Training for teachers in Wales is 'chaotic', says Huw Lewis
The training system for teachers in Wales is "chaotic" and needs "order", Education Minister Huw Lewis has said.
He told the BBC's Sunday Politics Wales programme teachers must "step up to the challenge" of changes to their training and professional development.
Mr Lewis also pledged new Wales-only GCSEs, due to start next year, would be "robust" and "tough".
Since September, schools have had a legal duty to explain how they meet staff professional development needs.
It is part of a "new deal" on teacher training, launched earlier this year, and follows concerns raised by the international think tank, the Organisation for Economic Co-operation and Development (OECD).
Mr Lewis told the programme: "... it's quite often difficult for a teacher in a very busy school environment to be able to steer themselves in terms of career development through what is a maze of multiple courses on offer.
"It's very difficult to know where to turn to next if you're aiming for that promotion to be head of department, for instance.
"I want to bring order to that chaos and work alongside the professionals to make sure that we do have a career path that a teacher first of all understands, that is available to every teacher and that they can navigate."
Mr Lewis this week launched a publicity campaign about new maths, English and Welsh GCSEs being launched in Wales next September.

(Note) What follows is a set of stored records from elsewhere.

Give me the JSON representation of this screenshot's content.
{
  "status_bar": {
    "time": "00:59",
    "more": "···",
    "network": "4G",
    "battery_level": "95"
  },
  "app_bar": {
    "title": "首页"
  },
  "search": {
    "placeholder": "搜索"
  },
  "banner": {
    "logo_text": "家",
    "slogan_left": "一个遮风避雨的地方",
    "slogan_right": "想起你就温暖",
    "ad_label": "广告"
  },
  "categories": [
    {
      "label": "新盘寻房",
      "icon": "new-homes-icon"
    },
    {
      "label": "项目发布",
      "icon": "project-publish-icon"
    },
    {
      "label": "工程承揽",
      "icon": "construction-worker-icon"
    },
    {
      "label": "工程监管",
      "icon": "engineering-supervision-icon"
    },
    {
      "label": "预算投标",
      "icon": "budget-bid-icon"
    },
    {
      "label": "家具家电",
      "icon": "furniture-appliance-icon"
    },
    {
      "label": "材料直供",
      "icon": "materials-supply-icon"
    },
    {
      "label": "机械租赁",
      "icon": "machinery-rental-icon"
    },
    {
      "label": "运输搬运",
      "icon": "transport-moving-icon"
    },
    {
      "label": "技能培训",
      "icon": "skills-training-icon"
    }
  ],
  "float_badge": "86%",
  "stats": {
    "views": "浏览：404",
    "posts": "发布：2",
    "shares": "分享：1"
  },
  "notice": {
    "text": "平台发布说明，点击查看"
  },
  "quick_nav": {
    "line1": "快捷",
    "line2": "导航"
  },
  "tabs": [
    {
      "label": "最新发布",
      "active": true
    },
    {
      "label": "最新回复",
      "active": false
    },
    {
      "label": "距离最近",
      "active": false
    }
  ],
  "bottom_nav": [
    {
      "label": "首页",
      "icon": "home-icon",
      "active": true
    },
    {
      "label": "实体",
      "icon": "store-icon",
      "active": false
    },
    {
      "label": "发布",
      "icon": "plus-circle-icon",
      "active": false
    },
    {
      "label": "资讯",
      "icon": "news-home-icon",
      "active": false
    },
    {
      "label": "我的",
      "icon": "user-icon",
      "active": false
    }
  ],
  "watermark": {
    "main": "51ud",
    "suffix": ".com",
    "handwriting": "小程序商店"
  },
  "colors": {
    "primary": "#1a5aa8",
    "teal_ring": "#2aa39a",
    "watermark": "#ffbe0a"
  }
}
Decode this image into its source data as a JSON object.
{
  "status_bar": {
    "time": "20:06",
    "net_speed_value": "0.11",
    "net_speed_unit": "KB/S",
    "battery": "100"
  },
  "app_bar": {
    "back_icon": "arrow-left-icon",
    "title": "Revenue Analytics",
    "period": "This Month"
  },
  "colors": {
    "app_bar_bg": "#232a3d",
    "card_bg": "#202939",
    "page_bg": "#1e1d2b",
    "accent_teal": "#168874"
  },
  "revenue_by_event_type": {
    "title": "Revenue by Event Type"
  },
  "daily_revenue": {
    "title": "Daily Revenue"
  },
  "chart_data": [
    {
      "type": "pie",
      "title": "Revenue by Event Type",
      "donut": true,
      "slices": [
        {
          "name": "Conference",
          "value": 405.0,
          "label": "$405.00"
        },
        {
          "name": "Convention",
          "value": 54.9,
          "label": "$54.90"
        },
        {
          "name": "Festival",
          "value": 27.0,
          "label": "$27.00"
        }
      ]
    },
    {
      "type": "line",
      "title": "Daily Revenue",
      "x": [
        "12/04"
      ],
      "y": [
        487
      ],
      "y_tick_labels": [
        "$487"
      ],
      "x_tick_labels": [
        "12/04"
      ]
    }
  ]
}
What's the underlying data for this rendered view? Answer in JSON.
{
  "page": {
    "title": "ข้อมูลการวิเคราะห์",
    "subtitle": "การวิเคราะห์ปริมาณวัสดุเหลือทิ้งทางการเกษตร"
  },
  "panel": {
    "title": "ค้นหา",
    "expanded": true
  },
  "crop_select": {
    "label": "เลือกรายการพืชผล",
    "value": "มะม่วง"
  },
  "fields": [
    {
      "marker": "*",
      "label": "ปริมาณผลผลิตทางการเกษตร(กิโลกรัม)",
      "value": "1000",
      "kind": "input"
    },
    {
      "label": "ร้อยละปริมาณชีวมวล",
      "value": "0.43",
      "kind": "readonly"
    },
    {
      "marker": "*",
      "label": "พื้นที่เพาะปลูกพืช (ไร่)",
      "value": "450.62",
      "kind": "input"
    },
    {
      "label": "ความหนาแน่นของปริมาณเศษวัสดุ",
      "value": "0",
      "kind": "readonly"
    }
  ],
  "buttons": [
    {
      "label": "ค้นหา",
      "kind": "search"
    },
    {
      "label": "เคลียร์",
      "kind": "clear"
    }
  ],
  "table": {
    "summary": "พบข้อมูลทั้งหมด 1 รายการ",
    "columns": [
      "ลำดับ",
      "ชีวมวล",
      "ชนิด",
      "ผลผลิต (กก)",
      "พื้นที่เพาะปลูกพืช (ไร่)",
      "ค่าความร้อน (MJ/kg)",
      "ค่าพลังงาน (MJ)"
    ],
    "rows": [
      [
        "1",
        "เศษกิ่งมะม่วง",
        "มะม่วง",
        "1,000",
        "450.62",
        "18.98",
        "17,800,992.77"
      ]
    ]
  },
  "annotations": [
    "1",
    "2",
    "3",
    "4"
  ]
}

He said employers and universities must be "active partners" in drawing up the new-look qualifications.
The Welsh government had the evidence "to be confident about saying that our new qualifications are robust, they will be portable, and they will be of the very highest level of excellence", he said.
"They are tough qualifications - but that means they are worth having," Mr Lewis added.
£3m is to be spent supporting teachers for the new qualifications.
The qualifications have been endorsed by some business leaders and universities as part of the Welsh government's campaign, but an organisation representing private schools has raised doubts.
The Welsh Independent Schools Council (Wisc) questioned the credibility of the Wales-specific courses, but Mr Lewis said that was a "baseless comment" because Wisc did not know the content of the qualifications at the time.